It’s getting close to Summer. That means your little ones will be free from school, the sun will be shining, temperatures warmer, and thoughts will turn to your favorite
theme park. What could be more fun? Some exciting rides, some friendly characters and mascots, and snacks galore…
But just as traveling with an infant is an adventure in preventative packing – taking children to a theme park requires some strategic planning.
Having a good day in a theme park starts before you leave the house. In a perfect world, your day is going to be sunny. You’re going to need sunscreen. And you’ll need more after spending some time in the park. You’ll also need walking shoes, and if you don’t relish the idea of carrying a sweaty toddler, that means for everyone. But emergencies happen.
Don’t get us wrong – your chance of becoming sick or injured in a theme park is slim. But it does happen (like the woman struck with an errant cell phone while enjoying King’s Dominion). To minimize that risk, follow the rules. This means the rules you’ve set for being in a public place (stay together, walk – don’t run, and don’t eat that unless you know where it came from), and the rules established by the park. If it says “You Must Be THIS Tall” to ride that ride, make certain your rider IS THAT Tall. If a sign says to stay behind a certain line, stay behind the line. If something does happen, most every theme park has two areas you should identify on arrival: A First Aid Station and a station to meet the missing member of your party. If someone from Disney sees your toddler wandering alone along Main Street, USA, they’re trained to take them somewhere special. Your kids should also know what to do should they become lost.
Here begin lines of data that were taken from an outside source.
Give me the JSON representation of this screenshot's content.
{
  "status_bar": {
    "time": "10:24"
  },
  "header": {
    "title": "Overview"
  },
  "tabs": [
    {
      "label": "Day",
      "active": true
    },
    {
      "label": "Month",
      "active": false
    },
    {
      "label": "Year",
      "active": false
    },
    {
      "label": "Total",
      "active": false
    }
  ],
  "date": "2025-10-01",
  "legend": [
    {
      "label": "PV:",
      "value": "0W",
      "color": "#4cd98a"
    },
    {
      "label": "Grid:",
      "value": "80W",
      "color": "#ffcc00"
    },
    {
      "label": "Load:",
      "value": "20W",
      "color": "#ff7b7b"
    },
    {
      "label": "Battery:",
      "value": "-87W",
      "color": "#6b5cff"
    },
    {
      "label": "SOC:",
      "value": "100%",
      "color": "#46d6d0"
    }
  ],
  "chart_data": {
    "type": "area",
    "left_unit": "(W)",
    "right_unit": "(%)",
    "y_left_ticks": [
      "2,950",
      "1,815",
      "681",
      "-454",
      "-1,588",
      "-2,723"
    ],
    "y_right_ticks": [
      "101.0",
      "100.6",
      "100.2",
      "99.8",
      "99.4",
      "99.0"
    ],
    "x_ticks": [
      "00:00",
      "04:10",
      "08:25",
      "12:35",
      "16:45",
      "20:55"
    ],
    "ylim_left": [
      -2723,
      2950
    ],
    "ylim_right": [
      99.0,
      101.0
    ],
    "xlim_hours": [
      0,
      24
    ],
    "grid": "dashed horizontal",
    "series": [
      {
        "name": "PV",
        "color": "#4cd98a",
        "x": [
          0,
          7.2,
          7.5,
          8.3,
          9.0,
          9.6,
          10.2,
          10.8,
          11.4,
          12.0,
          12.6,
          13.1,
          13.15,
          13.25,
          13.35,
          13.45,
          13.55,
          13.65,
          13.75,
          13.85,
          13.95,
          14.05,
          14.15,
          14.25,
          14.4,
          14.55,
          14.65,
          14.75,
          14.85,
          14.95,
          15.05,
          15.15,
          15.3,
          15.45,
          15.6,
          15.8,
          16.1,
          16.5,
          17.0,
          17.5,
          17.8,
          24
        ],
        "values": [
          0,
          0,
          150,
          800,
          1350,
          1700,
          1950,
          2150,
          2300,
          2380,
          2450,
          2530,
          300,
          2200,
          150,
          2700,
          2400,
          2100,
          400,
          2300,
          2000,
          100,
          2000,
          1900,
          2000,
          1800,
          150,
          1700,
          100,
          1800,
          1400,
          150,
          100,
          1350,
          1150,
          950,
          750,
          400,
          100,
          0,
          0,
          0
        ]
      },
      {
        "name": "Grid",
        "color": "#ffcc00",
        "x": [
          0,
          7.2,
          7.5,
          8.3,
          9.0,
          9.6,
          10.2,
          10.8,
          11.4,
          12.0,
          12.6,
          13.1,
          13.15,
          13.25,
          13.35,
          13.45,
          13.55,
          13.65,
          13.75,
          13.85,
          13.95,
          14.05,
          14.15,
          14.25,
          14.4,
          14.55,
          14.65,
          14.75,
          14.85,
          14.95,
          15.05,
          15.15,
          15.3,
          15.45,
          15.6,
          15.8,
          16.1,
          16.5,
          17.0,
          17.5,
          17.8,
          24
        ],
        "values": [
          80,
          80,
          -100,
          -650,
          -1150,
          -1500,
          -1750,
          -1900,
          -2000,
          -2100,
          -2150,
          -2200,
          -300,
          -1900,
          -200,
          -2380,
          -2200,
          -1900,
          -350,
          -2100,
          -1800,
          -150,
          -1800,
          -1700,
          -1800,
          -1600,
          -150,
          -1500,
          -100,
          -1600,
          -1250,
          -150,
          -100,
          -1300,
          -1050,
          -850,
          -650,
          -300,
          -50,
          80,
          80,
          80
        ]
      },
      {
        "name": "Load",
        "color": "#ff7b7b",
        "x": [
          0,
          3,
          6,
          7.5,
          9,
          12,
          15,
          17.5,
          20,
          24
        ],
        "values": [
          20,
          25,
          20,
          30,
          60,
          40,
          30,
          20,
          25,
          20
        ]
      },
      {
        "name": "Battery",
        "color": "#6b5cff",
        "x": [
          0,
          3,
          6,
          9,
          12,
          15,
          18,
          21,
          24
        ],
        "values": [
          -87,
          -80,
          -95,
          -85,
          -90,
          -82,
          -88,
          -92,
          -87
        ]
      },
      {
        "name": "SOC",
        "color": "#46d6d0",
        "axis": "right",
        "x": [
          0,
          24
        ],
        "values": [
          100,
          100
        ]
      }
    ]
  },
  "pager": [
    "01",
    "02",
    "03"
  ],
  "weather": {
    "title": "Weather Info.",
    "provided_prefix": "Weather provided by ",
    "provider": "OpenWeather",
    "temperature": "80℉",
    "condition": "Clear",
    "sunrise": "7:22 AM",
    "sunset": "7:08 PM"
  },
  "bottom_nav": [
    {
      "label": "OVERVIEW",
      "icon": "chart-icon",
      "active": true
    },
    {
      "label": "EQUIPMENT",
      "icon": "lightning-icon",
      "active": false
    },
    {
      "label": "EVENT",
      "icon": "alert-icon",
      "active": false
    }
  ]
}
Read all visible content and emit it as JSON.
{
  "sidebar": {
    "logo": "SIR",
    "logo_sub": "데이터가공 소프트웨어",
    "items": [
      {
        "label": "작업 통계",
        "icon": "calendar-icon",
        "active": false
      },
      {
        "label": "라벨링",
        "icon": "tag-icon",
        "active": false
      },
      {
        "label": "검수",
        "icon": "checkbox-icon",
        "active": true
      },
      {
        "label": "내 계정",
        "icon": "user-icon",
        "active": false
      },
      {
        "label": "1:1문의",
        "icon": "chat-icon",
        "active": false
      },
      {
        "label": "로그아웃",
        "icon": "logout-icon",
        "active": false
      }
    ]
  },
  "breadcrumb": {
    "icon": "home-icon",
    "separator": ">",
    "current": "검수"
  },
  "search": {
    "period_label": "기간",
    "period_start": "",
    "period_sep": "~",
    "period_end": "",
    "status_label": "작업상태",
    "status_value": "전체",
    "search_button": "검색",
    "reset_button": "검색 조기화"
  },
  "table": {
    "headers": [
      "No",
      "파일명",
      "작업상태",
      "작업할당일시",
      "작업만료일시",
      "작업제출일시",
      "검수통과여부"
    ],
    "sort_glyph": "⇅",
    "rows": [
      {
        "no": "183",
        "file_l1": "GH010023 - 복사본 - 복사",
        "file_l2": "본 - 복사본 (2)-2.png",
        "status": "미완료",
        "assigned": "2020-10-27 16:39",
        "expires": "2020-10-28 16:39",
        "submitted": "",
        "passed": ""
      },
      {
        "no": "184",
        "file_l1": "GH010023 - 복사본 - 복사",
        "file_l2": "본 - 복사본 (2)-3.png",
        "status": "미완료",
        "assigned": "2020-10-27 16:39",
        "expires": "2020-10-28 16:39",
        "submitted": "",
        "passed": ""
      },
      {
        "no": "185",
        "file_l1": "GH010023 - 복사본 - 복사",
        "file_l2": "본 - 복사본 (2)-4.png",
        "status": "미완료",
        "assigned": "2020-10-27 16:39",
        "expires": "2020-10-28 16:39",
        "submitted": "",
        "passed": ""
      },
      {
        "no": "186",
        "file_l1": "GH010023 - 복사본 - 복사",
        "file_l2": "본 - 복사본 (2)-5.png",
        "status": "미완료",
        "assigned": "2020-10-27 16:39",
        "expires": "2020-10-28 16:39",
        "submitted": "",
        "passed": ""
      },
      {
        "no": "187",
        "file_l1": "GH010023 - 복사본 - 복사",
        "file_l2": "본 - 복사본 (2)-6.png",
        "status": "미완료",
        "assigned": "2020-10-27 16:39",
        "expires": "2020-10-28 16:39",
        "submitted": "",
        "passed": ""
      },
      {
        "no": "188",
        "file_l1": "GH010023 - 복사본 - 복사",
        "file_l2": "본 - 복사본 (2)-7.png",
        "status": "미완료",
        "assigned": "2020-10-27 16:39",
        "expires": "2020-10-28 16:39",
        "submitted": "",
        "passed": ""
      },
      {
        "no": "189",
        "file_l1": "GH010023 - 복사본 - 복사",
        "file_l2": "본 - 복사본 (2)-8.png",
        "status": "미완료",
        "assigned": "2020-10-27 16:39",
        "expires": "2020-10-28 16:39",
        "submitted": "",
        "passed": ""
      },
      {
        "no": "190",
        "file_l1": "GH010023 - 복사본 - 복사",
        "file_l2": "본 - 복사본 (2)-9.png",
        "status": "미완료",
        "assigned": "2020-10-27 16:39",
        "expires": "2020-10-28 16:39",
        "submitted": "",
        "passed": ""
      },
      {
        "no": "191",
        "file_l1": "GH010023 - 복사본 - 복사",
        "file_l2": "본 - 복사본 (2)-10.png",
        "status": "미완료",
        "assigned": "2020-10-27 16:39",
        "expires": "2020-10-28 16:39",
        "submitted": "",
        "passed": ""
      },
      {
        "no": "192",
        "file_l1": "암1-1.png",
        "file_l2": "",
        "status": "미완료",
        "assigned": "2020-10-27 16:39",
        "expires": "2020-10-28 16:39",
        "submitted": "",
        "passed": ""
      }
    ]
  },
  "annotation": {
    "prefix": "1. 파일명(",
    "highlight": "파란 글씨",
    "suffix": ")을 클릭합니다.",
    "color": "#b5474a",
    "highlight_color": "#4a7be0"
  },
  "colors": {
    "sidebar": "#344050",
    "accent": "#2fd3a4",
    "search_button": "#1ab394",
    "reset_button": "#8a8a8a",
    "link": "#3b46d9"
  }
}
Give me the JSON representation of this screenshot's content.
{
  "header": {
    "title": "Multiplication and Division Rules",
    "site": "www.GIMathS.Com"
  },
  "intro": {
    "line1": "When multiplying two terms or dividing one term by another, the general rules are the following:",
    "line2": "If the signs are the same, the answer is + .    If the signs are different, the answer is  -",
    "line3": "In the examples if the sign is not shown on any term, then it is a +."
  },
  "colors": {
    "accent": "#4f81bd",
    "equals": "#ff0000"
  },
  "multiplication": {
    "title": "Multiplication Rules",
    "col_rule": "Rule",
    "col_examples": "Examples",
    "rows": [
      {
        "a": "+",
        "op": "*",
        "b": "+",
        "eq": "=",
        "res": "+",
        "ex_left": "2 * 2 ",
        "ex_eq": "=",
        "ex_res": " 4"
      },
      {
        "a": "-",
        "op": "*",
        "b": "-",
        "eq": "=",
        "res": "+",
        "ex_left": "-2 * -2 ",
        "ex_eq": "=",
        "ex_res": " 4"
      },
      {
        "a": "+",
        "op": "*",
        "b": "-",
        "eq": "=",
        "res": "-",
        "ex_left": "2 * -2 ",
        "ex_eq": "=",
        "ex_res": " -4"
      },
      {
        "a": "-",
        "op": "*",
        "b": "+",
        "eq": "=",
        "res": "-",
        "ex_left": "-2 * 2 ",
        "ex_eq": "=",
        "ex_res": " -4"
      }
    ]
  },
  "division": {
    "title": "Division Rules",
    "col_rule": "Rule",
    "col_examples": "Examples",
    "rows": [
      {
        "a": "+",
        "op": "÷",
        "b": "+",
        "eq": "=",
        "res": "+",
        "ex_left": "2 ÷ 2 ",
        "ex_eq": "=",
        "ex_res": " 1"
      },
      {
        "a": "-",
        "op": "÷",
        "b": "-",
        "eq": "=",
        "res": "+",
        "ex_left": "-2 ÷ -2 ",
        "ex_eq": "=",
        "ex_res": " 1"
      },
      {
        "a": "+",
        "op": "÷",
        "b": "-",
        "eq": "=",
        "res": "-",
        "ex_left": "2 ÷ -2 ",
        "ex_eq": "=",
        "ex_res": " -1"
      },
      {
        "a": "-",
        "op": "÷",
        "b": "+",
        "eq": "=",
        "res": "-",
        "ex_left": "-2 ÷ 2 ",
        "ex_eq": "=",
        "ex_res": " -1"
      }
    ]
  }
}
A great first step is to find someone in a uniform.
What if your child has different needs?
Theme parks used to be off-limits for those with mobility or emotional needs. Times have changed, and most parks have wonderful plans in place to make your day enjoyable for everyone. Kings Dominion, for example, has tools for those with hearing impairment, special access and services for those in wheelchairs, and programs for visitors with service animals. Walt Disney World has a host of services catering to those with emotional needs. If your child can’t stand to wait in a line, they offer advanced tickets, Rider Switch (one person waits while the other waits with the visitor not riding – then they switch), and “break areas” for folks who may become overwhelmed. Rest assured; planning your day at the park isn’t as worrisome as planning your first ascent of Mt. Everest. It should be a day of enjoyment, laughter, and happy memories. At the end of the day, you’ll hopefully have a wonderfully tired child, free from scrapes and sunburns.
The little steps will make that a certainty.